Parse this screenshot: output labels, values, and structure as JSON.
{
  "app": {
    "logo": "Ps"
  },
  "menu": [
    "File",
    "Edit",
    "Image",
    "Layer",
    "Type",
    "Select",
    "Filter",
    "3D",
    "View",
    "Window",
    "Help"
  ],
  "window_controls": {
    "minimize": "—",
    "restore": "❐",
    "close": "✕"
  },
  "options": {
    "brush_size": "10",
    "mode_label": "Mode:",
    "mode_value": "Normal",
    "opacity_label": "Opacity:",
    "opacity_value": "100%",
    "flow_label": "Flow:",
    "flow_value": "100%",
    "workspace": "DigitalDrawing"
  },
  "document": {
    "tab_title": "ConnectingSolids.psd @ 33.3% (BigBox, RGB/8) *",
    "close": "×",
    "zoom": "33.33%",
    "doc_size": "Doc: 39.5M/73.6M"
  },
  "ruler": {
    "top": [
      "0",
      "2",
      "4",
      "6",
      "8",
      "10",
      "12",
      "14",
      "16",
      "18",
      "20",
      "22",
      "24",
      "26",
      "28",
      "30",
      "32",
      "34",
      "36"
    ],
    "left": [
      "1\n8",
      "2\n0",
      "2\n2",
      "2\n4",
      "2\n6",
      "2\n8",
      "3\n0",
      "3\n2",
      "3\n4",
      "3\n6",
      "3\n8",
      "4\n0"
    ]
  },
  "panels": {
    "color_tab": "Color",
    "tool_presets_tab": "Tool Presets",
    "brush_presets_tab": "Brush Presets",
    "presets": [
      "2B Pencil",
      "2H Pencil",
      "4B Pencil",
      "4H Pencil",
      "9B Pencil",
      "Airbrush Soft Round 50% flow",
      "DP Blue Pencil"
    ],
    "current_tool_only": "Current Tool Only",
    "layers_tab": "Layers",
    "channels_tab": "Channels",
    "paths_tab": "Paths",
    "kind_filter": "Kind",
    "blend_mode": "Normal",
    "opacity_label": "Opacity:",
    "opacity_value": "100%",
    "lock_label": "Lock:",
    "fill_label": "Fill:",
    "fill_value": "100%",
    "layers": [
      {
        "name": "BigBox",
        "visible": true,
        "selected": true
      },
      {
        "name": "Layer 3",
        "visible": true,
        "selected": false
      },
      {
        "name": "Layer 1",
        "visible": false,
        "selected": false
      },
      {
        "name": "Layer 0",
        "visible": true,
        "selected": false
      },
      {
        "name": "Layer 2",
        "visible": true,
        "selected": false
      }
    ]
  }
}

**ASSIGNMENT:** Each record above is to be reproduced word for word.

**TASK SOLUTION:**
Parse this screenshot: output labels, values, and structure as JSON.
{
  "app": {
    "logo": "Ps"
  },
  "menu": [
    "File",
    "Edit",
    "Image",
    "Layer",
    "Type",
    "Select",
    "Filter",
    "3D",
    "View",
    "Window",
    "Help"
  ],
  "window_controls": {
    "minimize": "—",
    "restore": "❐",
    "close": "✕"
  },
  "options": {
    "brush_size": "10",
    "mode_label": "Mode:",
    "mode_value": "Normal",
    "opacity_label": "Opacity:",
    "opacity_value": "100%",
    "flow_label": "Flow:",
    "flow_value": "100%",
    "workspace": "DigitalDrawing"
  },
  "document": {
    "tab_title": "ConnectingSolids.psd @ 33.3% (BigBox, RGB/8) *",
    "close": "×",
    "zoom": "33.33%",
    "doc_size": "Doc: 39.5M/73.6M"
  },
  "ruler": {
    "top": [
      "0",
      "2",
      "4",
      "6",
      "8",
      "10",
      "12",
      "14",
      "16",
      "18",
      "20",
      "22",
      "24",
      "26",
      "28",
      "30",
      "32",
      "34",
      "36"
    ],
    "left": [
      "1\n8",
      "2\n0",
      "2\n2",
      "2\n4",
      "2\n6",
      "2\n8",
      "3\n0",
      "3\n2",
      "3\n4",
      "3\n6",
      "3\n8",
      "4\n0"
    ]
  },
  "panels": {
    "color_tab": "Color",
    "tool_presets_tab": "Tool Presets",
    "brush_presets_tab": "Brush Presets",
    "presets": [
      "2B Pencil",
      "2H Pencil",
      "4B Pencil",
      "4H Pencil",
      "9B Pencil",
      "Airbrush Soft Round 50% flow",
      "DP Blue Pencil"
    ],
    "current_tool_only": "Current Tool Only",
    "layers_tab": "Layers",
    "channels_tab": "Channels",
    "paths_tab": "Paths",
    "kind_filter": "Kind",
    "blend_mode": "Normal",
    "opacity_label": "Opacity:",
    "opacity_value": "100%",
    "lock_label": "Lock:",
    "fill_label": "Fill:",
    "fill_value": "100%",
    "layers": [
      {
        "name": "BigBox",
        "visible": true,
        "selected": true
      },
      {
        "name": "Layer 3",
        "visible": true,
        "selected": false
      },
      {
        "name": "Layer 1",
        "visible": false,
        "selected": false
      },
      {
        "name": "Layer 0",
        "visible": true,
        "selected": false
      },
      {
        "name": "Layer 2",
        "visible": true,
        "selected": false
      }
    ]
  }
}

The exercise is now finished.